--- Provided material ---
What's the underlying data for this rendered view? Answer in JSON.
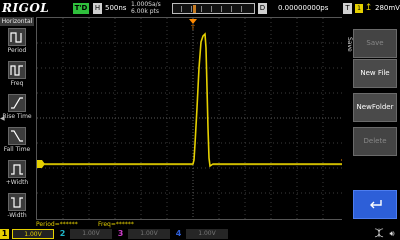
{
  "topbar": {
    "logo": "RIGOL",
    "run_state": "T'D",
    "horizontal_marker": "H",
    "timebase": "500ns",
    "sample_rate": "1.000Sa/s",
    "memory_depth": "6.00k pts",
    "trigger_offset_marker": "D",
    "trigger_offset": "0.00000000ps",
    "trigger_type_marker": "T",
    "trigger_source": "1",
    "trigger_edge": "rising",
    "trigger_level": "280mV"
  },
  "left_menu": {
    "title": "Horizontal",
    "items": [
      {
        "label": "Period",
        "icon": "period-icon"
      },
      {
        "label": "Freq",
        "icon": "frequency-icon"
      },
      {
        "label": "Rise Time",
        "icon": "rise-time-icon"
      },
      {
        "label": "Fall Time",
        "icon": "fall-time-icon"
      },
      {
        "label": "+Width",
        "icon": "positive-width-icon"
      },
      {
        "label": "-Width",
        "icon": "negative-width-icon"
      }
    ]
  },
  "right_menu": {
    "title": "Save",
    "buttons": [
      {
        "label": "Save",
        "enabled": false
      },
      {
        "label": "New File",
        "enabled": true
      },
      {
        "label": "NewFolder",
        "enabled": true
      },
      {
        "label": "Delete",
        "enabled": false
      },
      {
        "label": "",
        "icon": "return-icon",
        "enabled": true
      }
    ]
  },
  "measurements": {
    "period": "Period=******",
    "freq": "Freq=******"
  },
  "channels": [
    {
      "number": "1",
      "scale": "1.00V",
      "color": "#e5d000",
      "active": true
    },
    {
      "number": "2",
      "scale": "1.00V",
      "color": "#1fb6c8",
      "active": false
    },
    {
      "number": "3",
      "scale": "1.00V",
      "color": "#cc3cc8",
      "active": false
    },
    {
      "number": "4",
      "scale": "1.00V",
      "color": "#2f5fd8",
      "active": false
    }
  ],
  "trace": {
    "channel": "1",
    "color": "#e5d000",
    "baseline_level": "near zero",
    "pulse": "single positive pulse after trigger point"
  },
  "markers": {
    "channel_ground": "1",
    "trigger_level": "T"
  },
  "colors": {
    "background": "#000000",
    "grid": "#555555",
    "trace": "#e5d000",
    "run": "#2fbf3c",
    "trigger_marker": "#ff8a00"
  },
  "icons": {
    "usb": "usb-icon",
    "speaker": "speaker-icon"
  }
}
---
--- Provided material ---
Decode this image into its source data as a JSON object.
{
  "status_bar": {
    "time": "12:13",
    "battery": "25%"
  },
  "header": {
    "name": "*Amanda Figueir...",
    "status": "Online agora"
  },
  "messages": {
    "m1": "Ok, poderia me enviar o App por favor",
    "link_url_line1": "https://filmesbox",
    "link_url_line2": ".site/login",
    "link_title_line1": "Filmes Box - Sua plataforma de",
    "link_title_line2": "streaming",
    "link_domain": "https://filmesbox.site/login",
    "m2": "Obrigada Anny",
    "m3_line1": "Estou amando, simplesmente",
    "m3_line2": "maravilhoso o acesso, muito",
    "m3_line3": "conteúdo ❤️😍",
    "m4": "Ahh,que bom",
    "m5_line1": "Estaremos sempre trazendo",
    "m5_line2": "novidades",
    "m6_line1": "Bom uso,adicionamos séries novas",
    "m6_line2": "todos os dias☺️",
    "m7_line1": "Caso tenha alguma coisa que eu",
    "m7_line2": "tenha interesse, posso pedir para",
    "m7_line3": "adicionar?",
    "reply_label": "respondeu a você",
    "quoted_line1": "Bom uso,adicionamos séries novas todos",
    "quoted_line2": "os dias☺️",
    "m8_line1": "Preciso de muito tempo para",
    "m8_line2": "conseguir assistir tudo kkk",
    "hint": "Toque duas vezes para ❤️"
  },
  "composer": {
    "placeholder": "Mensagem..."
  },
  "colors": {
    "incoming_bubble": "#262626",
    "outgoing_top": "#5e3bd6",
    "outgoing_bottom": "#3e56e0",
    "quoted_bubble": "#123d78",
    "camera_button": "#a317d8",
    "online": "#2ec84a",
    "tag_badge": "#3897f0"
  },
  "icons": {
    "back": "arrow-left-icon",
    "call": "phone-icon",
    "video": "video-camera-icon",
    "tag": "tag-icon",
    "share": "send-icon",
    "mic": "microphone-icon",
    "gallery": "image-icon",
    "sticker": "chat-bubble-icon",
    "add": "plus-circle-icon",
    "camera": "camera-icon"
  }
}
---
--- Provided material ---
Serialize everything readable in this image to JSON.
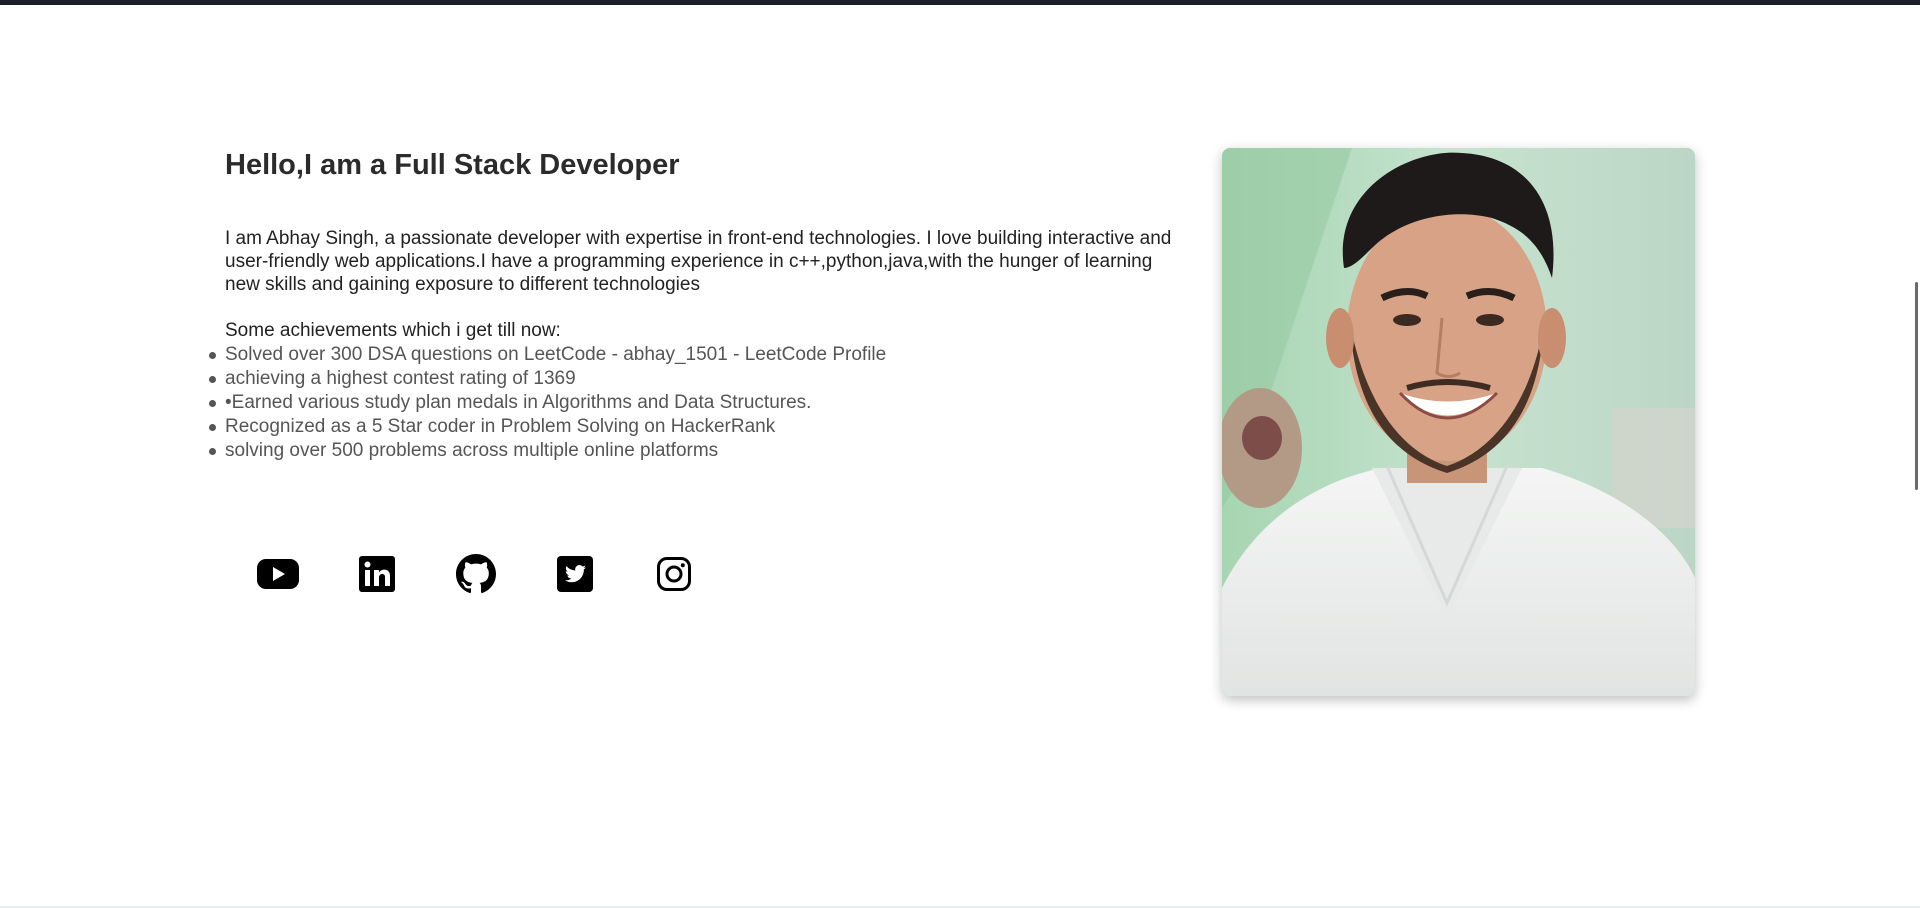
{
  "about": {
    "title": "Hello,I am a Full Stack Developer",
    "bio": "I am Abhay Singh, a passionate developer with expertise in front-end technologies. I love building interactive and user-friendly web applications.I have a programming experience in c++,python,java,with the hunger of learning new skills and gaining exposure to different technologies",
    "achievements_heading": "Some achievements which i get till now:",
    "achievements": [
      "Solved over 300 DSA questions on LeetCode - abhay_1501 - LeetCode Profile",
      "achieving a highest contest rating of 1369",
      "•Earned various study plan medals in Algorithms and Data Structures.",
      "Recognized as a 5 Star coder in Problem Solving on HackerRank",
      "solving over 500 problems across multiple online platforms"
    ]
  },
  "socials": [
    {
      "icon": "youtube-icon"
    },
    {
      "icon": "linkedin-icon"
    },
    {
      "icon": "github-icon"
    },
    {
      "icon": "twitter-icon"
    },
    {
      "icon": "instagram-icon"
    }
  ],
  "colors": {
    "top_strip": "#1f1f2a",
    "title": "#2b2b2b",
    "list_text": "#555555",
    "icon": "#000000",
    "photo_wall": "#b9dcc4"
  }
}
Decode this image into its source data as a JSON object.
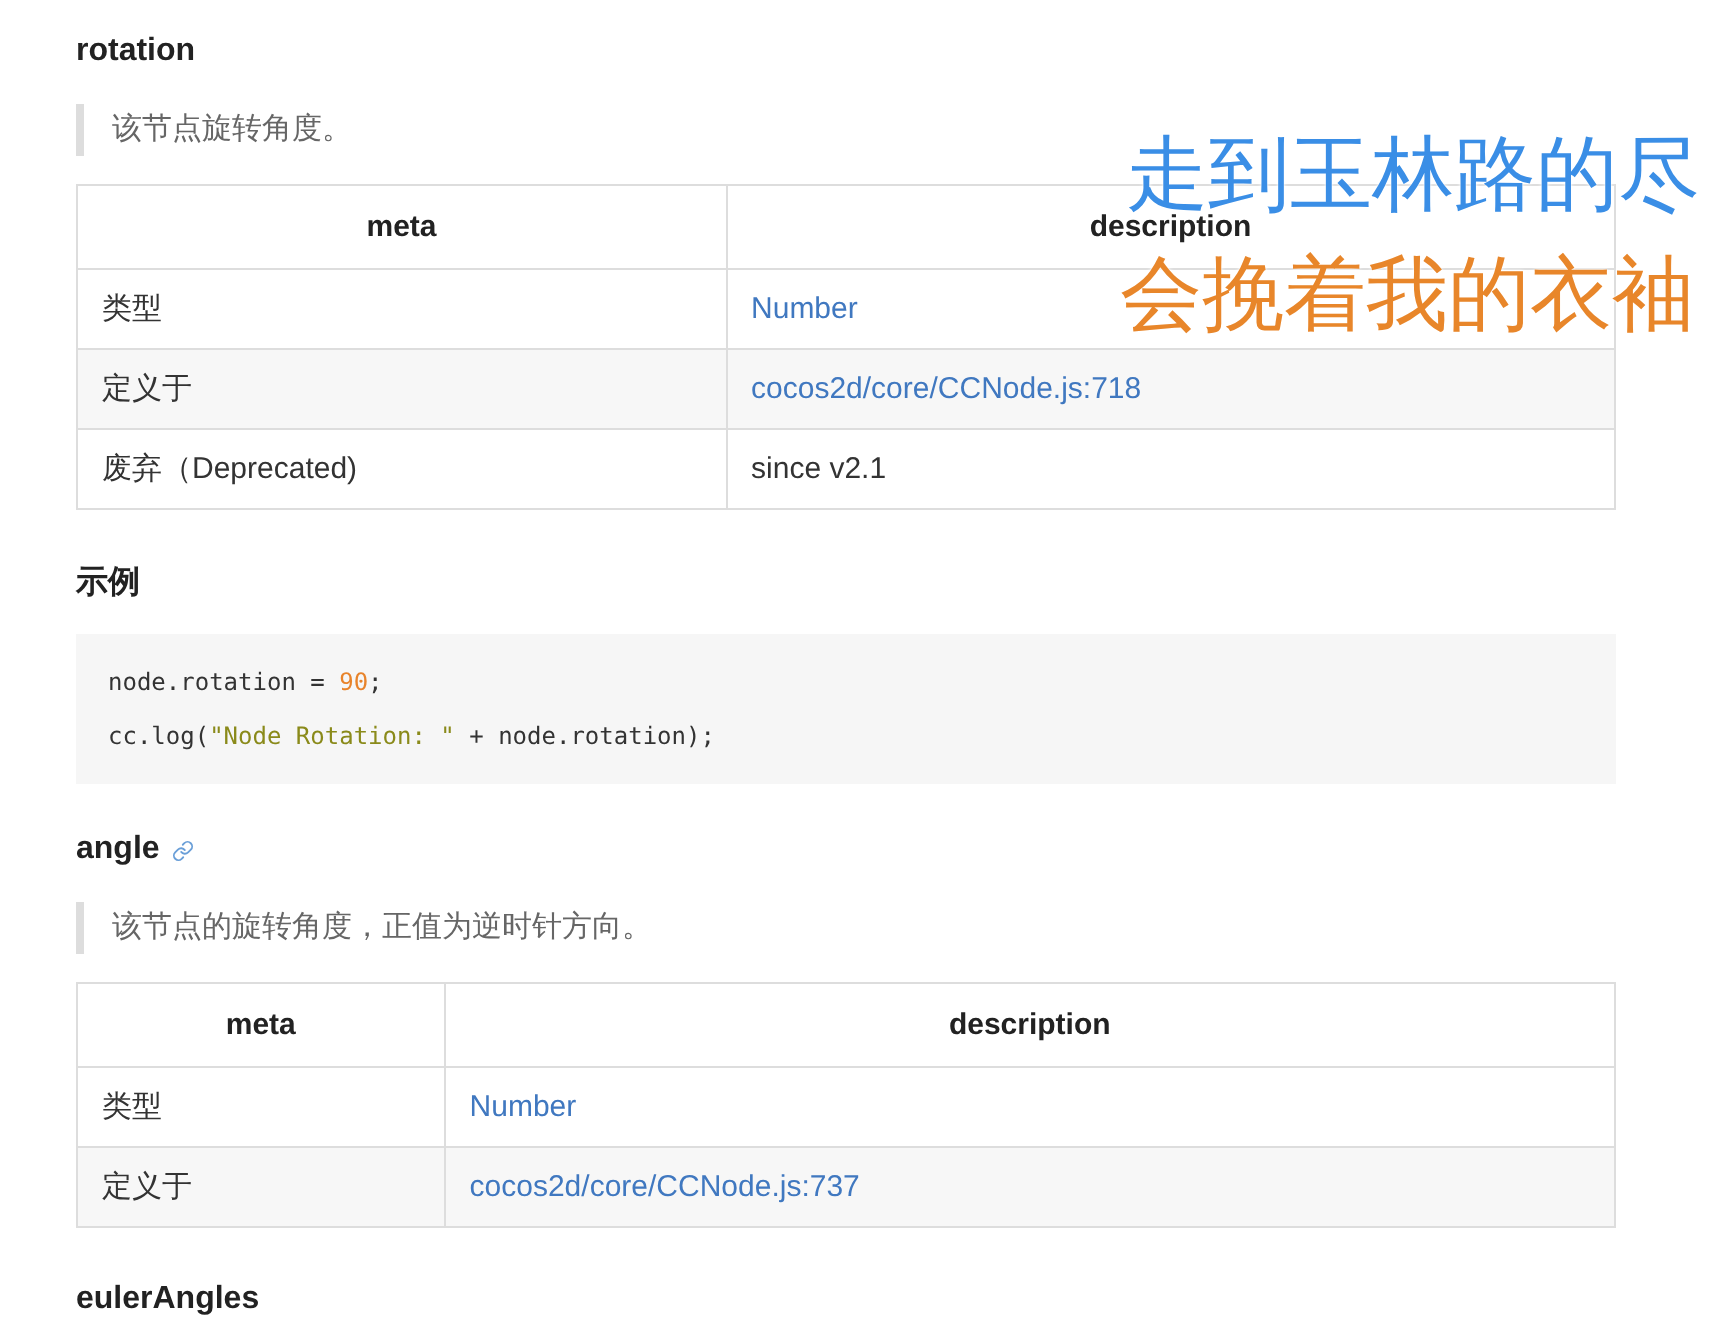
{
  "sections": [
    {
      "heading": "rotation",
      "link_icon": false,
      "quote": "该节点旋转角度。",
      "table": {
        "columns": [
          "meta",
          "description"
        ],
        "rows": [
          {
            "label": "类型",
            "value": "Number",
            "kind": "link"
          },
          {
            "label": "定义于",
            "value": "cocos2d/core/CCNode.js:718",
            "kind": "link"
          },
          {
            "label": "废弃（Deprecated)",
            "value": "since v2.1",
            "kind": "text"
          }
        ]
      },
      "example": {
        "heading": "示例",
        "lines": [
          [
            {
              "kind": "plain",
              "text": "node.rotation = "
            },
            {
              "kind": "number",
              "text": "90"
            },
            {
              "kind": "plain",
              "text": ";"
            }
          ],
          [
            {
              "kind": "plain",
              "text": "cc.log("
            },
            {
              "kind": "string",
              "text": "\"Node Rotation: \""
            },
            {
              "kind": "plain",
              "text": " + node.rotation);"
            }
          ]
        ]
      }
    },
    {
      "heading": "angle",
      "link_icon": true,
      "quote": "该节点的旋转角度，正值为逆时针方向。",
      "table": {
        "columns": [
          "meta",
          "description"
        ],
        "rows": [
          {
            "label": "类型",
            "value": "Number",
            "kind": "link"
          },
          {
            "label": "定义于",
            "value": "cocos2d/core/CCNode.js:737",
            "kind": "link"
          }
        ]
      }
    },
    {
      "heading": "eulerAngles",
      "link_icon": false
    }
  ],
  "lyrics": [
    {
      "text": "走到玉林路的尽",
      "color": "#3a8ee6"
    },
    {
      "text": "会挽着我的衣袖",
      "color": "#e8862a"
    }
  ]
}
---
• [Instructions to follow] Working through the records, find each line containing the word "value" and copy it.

• [Solution to this problem]
            "value": "Number",
            "value": "cocos2d/core/CCNode.js:718",
            "value": "since v2.1",
            "value": "Number",
            "value": "cocos2d/core/CCNode.js:737",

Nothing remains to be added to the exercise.